__INSTRUCTIONS FOR THE TASK__
The required answer is every line of the data containing the word "strawberry".

[Website and app data records]
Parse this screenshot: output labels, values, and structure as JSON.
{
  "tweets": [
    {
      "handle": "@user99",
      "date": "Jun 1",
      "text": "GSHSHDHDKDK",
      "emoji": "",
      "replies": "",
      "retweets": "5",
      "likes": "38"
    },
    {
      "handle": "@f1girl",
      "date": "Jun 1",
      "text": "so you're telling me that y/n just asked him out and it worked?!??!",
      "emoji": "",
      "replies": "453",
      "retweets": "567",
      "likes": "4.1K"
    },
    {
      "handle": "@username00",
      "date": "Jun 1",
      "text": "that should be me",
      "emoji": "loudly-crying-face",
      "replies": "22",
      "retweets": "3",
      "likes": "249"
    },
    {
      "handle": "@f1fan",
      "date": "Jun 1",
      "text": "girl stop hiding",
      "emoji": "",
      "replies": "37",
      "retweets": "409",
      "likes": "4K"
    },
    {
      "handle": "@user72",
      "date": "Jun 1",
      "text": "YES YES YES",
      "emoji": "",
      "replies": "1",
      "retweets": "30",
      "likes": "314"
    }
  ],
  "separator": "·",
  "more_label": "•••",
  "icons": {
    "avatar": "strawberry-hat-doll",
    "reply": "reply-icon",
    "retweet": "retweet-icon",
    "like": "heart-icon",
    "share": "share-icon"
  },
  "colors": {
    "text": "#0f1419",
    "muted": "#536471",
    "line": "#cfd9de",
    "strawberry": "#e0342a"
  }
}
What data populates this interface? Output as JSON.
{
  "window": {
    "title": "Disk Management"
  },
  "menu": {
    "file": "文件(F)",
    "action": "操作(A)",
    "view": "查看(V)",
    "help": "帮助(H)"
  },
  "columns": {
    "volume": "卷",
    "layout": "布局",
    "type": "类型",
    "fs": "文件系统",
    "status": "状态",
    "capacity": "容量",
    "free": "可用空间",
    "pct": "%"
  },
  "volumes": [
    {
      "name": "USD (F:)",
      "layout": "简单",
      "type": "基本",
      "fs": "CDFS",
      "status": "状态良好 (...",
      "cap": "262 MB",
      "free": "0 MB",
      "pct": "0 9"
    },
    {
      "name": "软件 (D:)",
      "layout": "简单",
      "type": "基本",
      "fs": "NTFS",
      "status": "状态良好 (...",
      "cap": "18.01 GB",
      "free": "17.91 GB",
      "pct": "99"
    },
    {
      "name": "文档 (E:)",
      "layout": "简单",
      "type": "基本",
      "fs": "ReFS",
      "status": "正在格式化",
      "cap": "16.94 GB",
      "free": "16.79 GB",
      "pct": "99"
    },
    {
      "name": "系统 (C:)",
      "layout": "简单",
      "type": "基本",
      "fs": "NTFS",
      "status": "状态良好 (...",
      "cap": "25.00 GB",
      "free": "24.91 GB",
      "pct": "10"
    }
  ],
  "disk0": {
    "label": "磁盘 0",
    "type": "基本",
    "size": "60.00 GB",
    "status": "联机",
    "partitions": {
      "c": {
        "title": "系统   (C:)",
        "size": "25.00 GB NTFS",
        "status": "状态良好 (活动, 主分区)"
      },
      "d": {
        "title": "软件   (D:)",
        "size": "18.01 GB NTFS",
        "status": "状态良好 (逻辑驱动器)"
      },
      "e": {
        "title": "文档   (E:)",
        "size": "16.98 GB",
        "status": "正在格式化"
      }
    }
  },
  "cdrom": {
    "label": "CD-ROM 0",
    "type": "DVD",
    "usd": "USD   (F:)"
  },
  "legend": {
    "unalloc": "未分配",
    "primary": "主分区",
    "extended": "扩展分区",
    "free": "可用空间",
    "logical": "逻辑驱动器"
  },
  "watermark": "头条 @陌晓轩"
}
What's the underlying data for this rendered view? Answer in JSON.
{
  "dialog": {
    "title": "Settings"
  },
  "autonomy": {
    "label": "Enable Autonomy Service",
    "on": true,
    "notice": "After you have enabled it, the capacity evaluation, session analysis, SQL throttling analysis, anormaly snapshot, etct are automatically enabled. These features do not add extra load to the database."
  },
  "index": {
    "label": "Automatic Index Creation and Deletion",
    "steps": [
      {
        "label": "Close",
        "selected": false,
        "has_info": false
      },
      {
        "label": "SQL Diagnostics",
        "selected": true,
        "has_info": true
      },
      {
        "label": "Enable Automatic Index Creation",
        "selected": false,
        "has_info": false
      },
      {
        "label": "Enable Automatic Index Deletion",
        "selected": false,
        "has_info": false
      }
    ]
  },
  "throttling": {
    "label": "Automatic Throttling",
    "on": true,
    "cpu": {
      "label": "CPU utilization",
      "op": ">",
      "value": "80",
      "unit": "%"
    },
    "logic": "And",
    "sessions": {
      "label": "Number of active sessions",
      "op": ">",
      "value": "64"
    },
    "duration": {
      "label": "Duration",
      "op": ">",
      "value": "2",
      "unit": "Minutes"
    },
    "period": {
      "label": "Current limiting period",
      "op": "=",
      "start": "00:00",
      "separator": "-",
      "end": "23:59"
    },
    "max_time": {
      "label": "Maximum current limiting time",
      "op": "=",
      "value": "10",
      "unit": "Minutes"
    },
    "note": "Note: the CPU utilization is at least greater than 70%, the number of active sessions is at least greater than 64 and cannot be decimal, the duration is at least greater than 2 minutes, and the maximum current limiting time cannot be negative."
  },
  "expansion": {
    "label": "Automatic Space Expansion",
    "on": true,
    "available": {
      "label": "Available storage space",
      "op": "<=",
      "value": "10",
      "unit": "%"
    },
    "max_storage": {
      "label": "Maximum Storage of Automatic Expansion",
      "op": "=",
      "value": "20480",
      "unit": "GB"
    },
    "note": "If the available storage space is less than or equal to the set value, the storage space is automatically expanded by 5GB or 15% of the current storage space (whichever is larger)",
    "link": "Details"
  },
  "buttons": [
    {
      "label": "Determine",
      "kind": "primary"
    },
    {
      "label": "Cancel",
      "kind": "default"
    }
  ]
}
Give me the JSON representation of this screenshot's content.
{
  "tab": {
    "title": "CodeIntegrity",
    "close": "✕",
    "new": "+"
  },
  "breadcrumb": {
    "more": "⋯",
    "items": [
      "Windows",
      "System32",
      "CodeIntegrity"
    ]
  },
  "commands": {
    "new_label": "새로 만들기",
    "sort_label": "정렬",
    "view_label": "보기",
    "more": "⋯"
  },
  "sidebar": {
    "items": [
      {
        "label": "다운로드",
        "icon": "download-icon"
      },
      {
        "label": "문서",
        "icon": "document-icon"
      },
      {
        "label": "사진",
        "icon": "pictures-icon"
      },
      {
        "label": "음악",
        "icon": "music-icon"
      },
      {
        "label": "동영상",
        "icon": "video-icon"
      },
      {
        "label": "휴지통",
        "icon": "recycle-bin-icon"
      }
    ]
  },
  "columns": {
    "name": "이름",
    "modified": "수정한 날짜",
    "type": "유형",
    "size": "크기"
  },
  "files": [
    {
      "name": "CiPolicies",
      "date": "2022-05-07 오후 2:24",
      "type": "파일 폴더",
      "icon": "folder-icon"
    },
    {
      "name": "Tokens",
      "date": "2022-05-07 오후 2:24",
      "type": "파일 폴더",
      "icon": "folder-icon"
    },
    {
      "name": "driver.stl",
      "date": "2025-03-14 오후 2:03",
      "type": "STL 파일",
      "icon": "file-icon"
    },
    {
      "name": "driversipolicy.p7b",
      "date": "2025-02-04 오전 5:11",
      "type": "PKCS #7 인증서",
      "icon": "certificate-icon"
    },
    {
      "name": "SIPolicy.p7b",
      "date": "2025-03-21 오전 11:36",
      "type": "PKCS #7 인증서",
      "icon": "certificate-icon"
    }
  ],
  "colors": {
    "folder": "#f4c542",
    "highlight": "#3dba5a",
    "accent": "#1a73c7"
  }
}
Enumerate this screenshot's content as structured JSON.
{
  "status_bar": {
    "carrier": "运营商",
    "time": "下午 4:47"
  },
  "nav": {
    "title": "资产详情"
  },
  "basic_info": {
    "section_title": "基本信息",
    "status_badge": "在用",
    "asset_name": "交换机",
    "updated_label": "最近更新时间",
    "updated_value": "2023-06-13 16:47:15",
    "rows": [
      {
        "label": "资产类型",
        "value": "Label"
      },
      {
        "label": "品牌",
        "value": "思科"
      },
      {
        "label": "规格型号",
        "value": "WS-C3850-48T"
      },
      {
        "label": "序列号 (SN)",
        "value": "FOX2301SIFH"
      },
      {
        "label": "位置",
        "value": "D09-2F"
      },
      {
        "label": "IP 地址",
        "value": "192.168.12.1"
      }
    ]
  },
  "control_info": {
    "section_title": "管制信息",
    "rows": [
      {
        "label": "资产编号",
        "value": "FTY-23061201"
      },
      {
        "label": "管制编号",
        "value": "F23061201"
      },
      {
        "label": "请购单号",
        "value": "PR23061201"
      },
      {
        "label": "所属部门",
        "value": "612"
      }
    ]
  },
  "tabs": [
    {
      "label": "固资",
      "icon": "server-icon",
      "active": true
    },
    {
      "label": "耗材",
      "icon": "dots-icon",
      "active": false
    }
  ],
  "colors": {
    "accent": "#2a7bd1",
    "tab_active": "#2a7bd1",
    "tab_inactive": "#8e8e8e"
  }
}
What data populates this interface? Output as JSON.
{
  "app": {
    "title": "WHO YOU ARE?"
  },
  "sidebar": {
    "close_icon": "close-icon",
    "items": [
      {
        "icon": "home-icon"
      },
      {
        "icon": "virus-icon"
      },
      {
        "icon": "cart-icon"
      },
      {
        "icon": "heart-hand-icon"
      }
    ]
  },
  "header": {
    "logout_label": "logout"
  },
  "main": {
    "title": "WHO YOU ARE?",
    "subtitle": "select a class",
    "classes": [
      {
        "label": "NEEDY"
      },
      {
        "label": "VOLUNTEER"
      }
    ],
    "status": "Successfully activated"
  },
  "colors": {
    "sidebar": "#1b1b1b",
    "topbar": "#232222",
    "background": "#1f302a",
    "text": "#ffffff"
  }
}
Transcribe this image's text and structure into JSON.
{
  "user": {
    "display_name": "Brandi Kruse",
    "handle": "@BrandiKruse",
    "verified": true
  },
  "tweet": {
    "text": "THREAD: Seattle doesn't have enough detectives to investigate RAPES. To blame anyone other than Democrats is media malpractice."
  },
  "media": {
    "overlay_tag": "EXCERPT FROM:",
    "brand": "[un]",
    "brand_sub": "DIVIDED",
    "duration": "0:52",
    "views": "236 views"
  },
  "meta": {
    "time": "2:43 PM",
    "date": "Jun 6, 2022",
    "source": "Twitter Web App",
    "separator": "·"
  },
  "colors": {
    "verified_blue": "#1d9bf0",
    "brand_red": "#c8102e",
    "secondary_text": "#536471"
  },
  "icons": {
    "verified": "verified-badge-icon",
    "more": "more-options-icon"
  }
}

__EXPECTED ANSWER__
    "avatar": "strawberry-hat-doll",
    "strawberry": "#e0342a"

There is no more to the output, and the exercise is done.